Paul Evans works a crowd at the Flyers' football game with help from East St. Louis Mayor Carl Officer (right).
A Republican trolling for votes in a city where 96 percent of the predominantly black residents normally pick a straight Democratic ticket may seem like a lost cause.
But with the help of East St. Louis Mayor Carl Officer -- a popular independent Democrat on the outs with the county party apparatus -- circuit judge candidate Paul Evans is hoping to garner about 25 percent of the city's vote in the November general election.
Evans, an O'Fallon attorney, is looking for an upset victory over opponent St. Clair County Circuit Judge Lloyd Cueto, a Democrat.
In order to win the county wide election, political observers believe that Evans needs between 2,000 and 3,000 votes in East St. Louis.
No stranger to controversy, the fourth non-consecutive term mayor is accustomed to bucking tradition.
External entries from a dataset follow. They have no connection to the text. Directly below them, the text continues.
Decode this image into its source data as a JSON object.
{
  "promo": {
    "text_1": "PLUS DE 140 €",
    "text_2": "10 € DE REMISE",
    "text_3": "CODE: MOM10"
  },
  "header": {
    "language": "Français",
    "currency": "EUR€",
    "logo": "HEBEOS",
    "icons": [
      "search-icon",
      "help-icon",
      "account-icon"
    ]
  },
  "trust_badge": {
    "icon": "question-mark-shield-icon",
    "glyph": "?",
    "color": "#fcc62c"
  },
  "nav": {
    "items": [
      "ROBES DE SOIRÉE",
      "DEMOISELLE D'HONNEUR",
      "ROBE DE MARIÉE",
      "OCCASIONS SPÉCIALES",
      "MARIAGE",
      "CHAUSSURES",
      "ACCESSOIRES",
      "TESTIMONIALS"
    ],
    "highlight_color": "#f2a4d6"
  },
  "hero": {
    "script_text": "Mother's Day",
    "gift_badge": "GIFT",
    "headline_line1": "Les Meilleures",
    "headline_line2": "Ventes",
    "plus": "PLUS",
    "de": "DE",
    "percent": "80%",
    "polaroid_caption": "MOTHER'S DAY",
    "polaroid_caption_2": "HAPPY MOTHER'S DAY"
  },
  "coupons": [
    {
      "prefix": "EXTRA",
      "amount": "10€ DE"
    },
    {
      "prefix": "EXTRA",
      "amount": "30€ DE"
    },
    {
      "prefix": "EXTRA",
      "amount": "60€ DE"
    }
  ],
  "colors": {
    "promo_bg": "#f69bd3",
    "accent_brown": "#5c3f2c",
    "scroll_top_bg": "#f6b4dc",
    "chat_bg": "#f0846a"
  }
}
In 2004, his unabashed endorsement of Republican Steve Reeb for St. Clair County Board Chairman netted 2,120 votes--the most ever in East St. Louis for a Republican candidate.
Officer, who said he prefers to be a "big fish" in a small political pond, will seek another term as mayor in 2007. He acknowledged he may face retribution for endorsing Evans, but is not bothered.
"I support Paul because he has character and integrity," Officer said. That, he said, is something that is "learned at home by age 5."
Officer, who attracted unflattering national media attention during his first tenure as a young mayor, today holds a mature and optimistic vision for developing transportation, agriculture and tourism opportunities in East St. Louis. To a large extent, his goals depend on a cooperative county government -- an Evans win could help turn the tide in a county that for decades has been under Democratic Party rule.
Since taking Evans under his wing, Officer has shored up support from his city's church leaders and energized a loyal volunteer base.
During halftime at an East St. Louis Flyers' home football game on Friday, Officer boldly weaved through a crowd of tail gaters on the north side of the stadium -- Evans at his side -- picking up votes from the "die hards."
After the game, he rounded up a few more at a local bar where a few Democratic precinct committeemen happened to be.
Reminiscing at the M&M Lounge, Officer fondly recalled mentors Alan Dixon, Mel Price and Paul Simon. He scoffed at the kind of politics that keeps the city from prospering and voiced contempt for corruption.
He also said that he has no ax to grind with Evans' opponent, Circuit Judge Lloyd Cueto.
During Officer's earlier tenure as mayor, attorney Amiel Cueto, Lloyd Cueto's brother, for a time took ownership of East St. Louis City Hall because the city could not afford to pay a judgment awarded to the family of a prisoner beaten in jail.
The person responsible for arranging the Officer-Evans alliance is Ray Coleman, a former Canteen Township Trustee and Clerk, and "survivor" of what he calls a political firing from a state job.
Coleman, who currently acts as Officer's political director, said he he'd like to see the "vicious cycle" of corruption end in the city where he was raised and feels compelled to "give something back."
He believes he has a responsibility to stand up to wrong-doing, such as voter intimidation. "I am not afraid of human beings," he said, "only God."
"There is an unwritten rule that corruption is allowed in East St. Louis to keep the Democratic machine in place," Coleman said. "If you want to make something out of yourself just become corrupt then they have you in a drawer."
"We are conservative people," he said. "We don't want the likes of Charlie Powell in office. We want better."
Powell, the former East St. Louis Democratic Party Chairman, was convicted of vote fraud by a federal jury last year.
Coleman said Officer's support for Evans is "huge."
"We want fair elections," he said. "We want independent jurists who judge cases on merits, not judges controlled by the machine."
A 20-year veteran of the Illinois Department of Natural Resources, Coleman ran against St. Clair County Democrat power broker Sam Flood for 12th Congressional State Central Committeeman in 2004. Flood later dropped out of the race and was replaced by Congressman Jerry Costello, who easily won.
Coleman was out of a job by January 2005, replaced by Sam Flood's son, Scott Flood.
After the general election in 2004, Coleman established a non partisan political action committee, Leadership 21, which supports a "fair and balanced government that's transparent and provides voter education."
Coleman rejects party labels, saying that both the Democrat and Republican parties in St. Clair County are out of touch with rank and file voters.
He said Leadership 21 is in its infancy, but is not a gimmick.
"There is a gap between campaigning and governing," Coleman said. "We want to watch (elected officials) to see they are governing the way they campaigned."